> _Data records for software interfaces_
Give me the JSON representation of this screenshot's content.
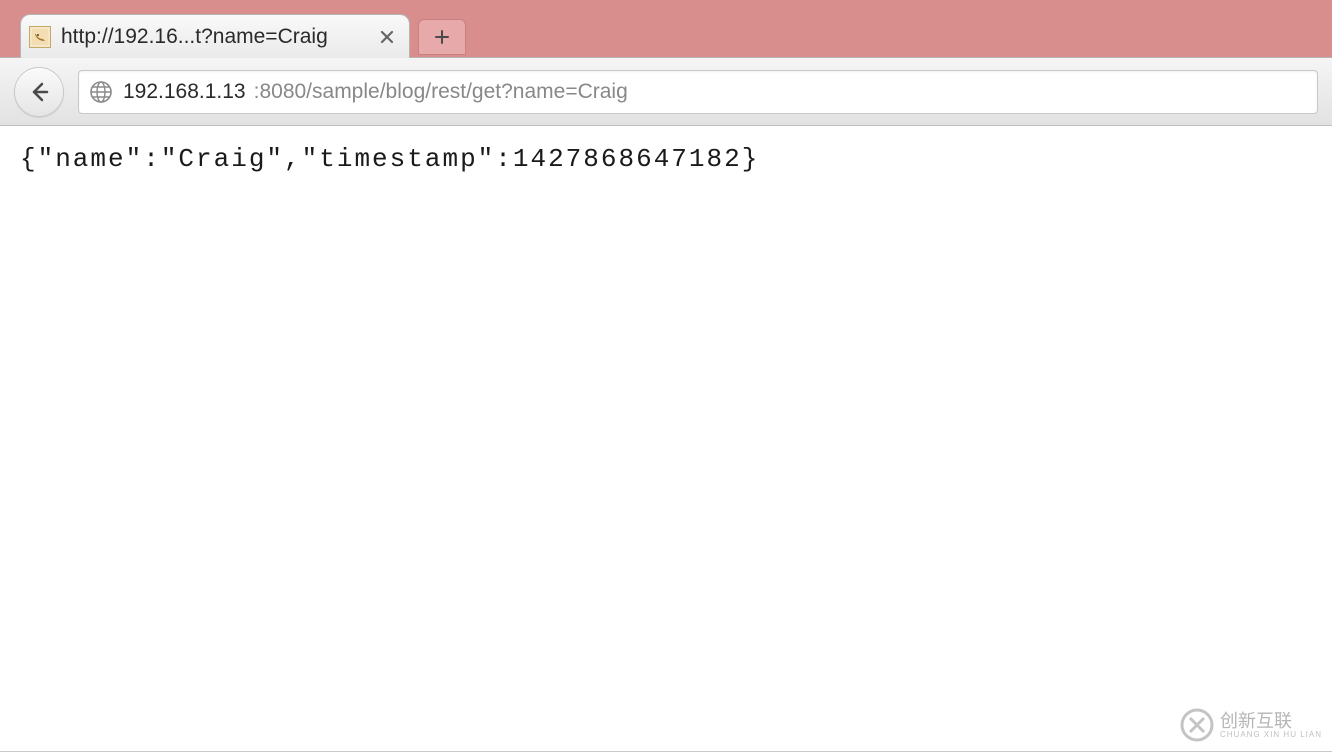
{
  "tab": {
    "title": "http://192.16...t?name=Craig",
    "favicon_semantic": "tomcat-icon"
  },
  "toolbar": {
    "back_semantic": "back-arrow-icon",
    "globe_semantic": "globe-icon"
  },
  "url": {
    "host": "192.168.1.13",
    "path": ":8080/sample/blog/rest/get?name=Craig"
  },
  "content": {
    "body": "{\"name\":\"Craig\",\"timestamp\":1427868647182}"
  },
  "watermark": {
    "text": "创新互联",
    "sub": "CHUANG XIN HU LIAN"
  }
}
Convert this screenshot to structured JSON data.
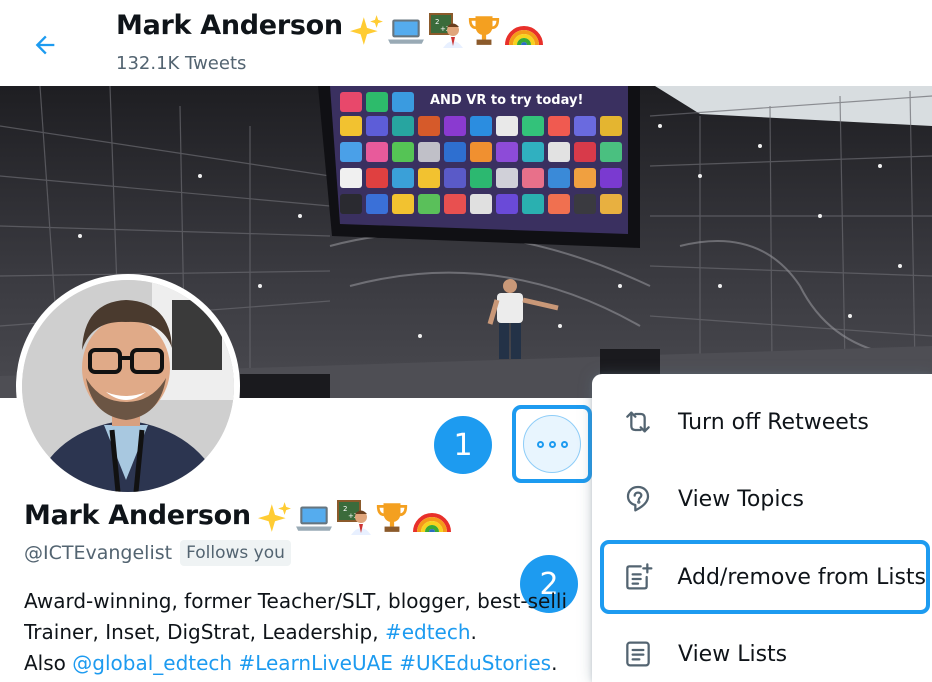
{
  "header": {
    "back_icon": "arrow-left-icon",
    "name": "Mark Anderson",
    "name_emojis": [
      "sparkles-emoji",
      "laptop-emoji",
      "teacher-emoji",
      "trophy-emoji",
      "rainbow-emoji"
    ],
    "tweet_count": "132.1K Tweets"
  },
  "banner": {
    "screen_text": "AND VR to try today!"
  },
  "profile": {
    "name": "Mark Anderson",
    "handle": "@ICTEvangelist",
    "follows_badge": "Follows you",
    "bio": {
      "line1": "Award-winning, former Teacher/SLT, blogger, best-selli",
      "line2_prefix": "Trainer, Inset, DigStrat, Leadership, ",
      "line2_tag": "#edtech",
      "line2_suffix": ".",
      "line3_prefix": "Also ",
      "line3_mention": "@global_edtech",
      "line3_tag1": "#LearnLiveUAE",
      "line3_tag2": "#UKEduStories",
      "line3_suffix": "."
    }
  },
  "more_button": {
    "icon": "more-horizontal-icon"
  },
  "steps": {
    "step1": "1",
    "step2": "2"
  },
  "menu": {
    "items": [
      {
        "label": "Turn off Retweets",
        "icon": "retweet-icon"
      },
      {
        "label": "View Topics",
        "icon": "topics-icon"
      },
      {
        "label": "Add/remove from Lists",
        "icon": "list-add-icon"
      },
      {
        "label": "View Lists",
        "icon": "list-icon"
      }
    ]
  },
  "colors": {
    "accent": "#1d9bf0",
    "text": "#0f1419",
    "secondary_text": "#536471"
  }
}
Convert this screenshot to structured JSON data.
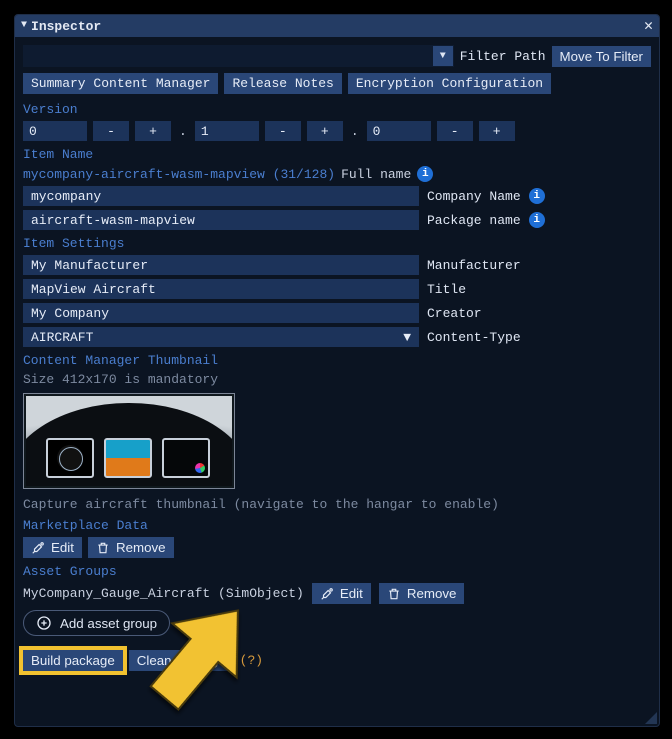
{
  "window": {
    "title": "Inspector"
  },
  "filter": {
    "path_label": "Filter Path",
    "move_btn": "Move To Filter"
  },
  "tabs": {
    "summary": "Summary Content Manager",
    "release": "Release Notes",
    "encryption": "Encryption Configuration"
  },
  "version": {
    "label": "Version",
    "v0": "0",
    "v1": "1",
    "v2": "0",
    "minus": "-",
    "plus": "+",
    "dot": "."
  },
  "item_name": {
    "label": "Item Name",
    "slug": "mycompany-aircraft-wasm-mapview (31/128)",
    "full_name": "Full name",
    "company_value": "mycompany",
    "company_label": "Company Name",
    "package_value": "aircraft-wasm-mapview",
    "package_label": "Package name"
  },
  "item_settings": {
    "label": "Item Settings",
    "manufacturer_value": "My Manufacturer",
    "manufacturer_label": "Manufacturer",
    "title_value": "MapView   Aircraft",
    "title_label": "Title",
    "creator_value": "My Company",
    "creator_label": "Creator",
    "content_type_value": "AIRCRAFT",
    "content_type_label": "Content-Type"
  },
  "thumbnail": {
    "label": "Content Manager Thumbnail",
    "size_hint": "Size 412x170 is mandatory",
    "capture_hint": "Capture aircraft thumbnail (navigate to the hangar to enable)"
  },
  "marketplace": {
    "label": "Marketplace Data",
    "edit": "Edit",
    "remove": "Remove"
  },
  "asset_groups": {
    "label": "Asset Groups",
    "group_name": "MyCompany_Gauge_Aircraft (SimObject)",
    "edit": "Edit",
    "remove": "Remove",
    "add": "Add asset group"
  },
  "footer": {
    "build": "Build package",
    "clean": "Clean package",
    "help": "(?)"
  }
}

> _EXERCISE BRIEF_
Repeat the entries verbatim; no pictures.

> _ANSWER FOR THE TASK_
Give me the JSON representation of this screenshot's content.
{
  "tab": {
    "title": "http://192.16...t?name=Craig",
    "favicon_semantic": "tomcat-icon"
  },
  "toolbar": {
    "back_semantic": "back-arrow-icon",
    "globe_semantic": "globe-icon"
  },
  "url": {
    "host": "192.168.1.13",
    "path": ":8080/sample/blog/rest/get?name=Craig"
  },
  "content": {
    "body": "{\"name\":\"Craig\",\"timestamp\":1427868647182}"
  },
  "watermark": {
    "text": "创新互联",
    "sub": "CHUANG XIN HU LIAN"
  }
}
Convert this screenshot to structured JSON data.
{
  "header": {
    "back_icon": "arrow-left-icon",
    "name": "Mark Anderson",
    "name_emojis": [
      "sparkles-emoji",
      "laptop-emoji",
      "teacher-emoji",
      "trophy-emoji",
      "rainbow-emoji"
    ],
    "tweet_count": "132.1K Tweets"
  },
  "banner": {
    "screen_text": "AND VR to try today!"
  },
  "profile": {
    "name": "Mark Anderson",
    "handle": "@ICTEvangelist",
    "follows_badge": "Follows you",
    "bio": {
      "line1": "Award-winning, former Teacher/SLT, blogger, best-selli",
      "line2_prefix": "Trainer, Inset, DigStrat, Leadership, ",
      "line2_tag": "#edtech",
      "line2_suffix": ".",
      "line3_prefix": "Also ",
      "line3_mention": "@global_edtech",
      "line3_tag1": "#LearnLiveUAE",
      "line3_tag2": "#UKEduStories",
      "line3_suffix": "."
    }
  },
  "more_button": {
    "icon": "more-horizontal-icon"
  },
  "steps": {
    "step1": "1",
    "step2": "2"
  },
  "menu": {
    "items": [
      {
        "label": "Turn off Retweets",
        "icon": "retweet-icon"
      },
      {
        "label": "View Topics",
        "icon": "topics-icon"
      },
      {
        "label": "Add/remove from Lists",
        "icon": "list-add-icon"
      },
      {
        "label": "View Lists",
        "icon": "list-icon"
      }
    ]
  },
  "colors": {
    "accent": "#1d9bf0",
    "text": "#0f1419",
    "secondary_text": "#536471"
  }
}
Convert this screenshot to structured JSON data.
{
  "window": {
    "title": "Inspector"
  },
  "filter": {
    "path_label": "Filter Path",
    "move_btn": "Move To Filter"
  },
  "tabs": {
    "summary": "Summary Content Manager",
    "release": "Release Notes",
    "encryption": "Encryption Configuration"
  },
  "version": {
    "label": "Version",
    "v0": "0",
    "v1": "1",
    "v2": "0",
    "minus": "-",
    "plus": "+",
    "dot": "."
  },
  "item_name": {
    "label": "Item Name",
    "slug": "mycompany-aircraft-wasm-mapview (31/128)",
    "full_name": "Full name",
    "company_value": "mycompany",
    "company_label": "Company Name",
    "package_value": "aircraft-wasm-mapview",
    "package_label": "Package name"
  },
  "item_settings": {
    "label": "Item Settings",
    "manufacturer_value": "My Manufacturer",
    "manufacturer_label": "Manufacturer",
    "title_value": "MapView   Aircraft",
    "title_label": "Title",
    "creator_value": "My Company",
    "creator_label": "Creator",
    "content_type_value": "AIRCRAFT",
    "content_type_label": "Content-Type"
  },
  "thumbnail": {
    "label": "Content Manager Thumbnail",
    "size_hint": "Size 412x170 is mandatory",
    "capture_hint": "Capture aircraft thumbnail (navigate to the hangar to enable)"
  },
  "marketplace": {
    "label": "Marketplace Data",
    "edit": "Edit",
    "remove": "Remove"
  },
  "asset_groups": {
    "label": "Asset Groups",
    "group_name": "MyCompany_Gauge_Aircraft (SimObject)",
    "edit": "Edit",
    "remove": "Remove",
    "add": "Add asset group"
  },
  "footer": {
    "build": "Build package",
    "clean": "Clean package",
    "help": "(?)"
  }
}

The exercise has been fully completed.